Authentication vs Authorization

In the realm of digital security, two terms often come up: authentication and authorization. Though they are closely related, they serve distinct purposes in safeguarding data and ensuring only the right people have access to specific resources. Understanding the differences between authentication and authorization is crucial for anyone involved in IT, cybersecurity, or any business that handles sensitive information. This post will delve into what these terms mean, how they differ, and why both are essential for robust security protocols.

What is Authentication?

Authentication is the process of verifying the identity of a user or entity. When you log into your email account, the system checks your credentials (like your username and password) to ensure you are who you claim to be. The goal of authentication is to confirm the user’s identity before granting access to the system.

Types of Authentication:

  1. Password-Based Authentication: The most common form, where users enter a password to gain access.
  2. Two-Factor Authentication (2FA): Requires two forms of identification, typically a password and a code sent to a mobile device.
  3. Biometric Authentication: Uses physical characteristics like fingerprints or facial recognition.
  4. Token-Based Authentication: Involves a token (physical or digital) that grants access for a limited time.

What is Authorization?

Authorization is the process of determining what an authenticated user is allowed to do. Once a user’s identity is verified through authentication, authorization decides what resources the user can access and what actions they can perform. This step is crucial in managing permissions and protecting sensitive data.

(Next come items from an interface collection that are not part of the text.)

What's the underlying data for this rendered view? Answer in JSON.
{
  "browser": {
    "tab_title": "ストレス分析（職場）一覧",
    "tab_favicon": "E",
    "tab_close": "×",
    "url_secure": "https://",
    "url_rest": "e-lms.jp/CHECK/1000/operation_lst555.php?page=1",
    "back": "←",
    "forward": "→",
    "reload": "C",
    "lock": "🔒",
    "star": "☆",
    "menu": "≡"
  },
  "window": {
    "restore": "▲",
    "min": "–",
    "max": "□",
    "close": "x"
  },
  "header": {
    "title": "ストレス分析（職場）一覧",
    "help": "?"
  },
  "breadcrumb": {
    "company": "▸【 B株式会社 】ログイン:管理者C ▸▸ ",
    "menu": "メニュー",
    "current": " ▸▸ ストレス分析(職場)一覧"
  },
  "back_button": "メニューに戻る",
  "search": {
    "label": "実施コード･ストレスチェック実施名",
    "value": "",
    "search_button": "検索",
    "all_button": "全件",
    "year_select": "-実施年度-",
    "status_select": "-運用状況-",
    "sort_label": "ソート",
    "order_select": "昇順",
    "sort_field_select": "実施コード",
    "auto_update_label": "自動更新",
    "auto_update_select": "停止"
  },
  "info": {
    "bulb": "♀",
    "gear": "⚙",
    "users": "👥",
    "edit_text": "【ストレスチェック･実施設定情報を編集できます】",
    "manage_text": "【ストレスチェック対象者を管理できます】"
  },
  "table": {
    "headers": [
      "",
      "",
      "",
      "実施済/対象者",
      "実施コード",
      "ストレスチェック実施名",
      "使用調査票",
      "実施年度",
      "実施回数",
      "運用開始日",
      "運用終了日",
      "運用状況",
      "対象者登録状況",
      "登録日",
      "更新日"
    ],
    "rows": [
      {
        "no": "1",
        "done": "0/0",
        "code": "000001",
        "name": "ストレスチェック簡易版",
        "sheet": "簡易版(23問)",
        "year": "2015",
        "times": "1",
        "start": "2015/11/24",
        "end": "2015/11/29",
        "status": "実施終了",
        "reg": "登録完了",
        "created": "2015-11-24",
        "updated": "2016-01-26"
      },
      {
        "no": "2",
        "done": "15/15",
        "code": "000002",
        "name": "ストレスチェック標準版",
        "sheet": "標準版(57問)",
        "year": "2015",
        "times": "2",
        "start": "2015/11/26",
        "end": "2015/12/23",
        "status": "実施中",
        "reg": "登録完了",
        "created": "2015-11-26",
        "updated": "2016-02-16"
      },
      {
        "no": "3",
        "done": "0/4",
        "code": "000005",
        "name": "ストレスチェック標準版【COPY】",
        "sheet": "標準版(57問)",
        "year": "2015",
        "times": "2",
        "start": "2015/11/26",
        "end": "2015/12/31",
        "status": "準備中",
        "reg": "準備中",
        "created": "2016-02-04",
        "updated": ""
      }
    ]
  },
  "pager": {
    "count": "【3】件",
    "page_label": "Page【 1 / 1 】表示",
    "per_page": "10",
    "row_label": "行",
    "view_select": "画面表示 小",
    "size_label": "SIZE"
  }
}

Types of Authorization:

  1. Role-Based Access Control (RBAC): Permissions are assigned based on the user’s role within an organization.
  2. Attribute-Based Access Control (ABAC): Permissions are based on attributes (such as department, location, or time of day).
  3. Policy-Based Access Control (PBAC): Access is granted based on specific policies set by the organization.

Key differences between Authentication and Authorization

  1. Purpose: Authentication verifies identity, while authorization determines access levels.
  2. Sequence: Authentication always precedes authorization. You must first prove your identity before being granted access to resources.
  3. Information Used: Authentication typically uses credentials like passwords or biometric data. Authorization uses information about the user’s permissions and roles.
  4. Outcome: Authentication results in a yes or no answer to “Are you who you say you are?” Authorization results in what the authenticated user can and cannot access.

Why Both Are Essential for Security

Both authentication and authorization are fundamental components of a secure system. Without authentication, anyone could pose as a legitimate user. Without authorization, even authenticated users might access sensitive information or critical systems they shouldn’t have access to.

Implementing Strong Authentication and Authorization Practices:


Authentication and authorization are critical for maintaining security and ensuring that only the right people access the right resources. By understanding the differences and implementing robust practices for both, organizations can protect sensitive information, comply with regulations, and prevent unauthorized access. In an era where cyber threats are constantly evolving, having a strong grasp of these concepts is more important than ever.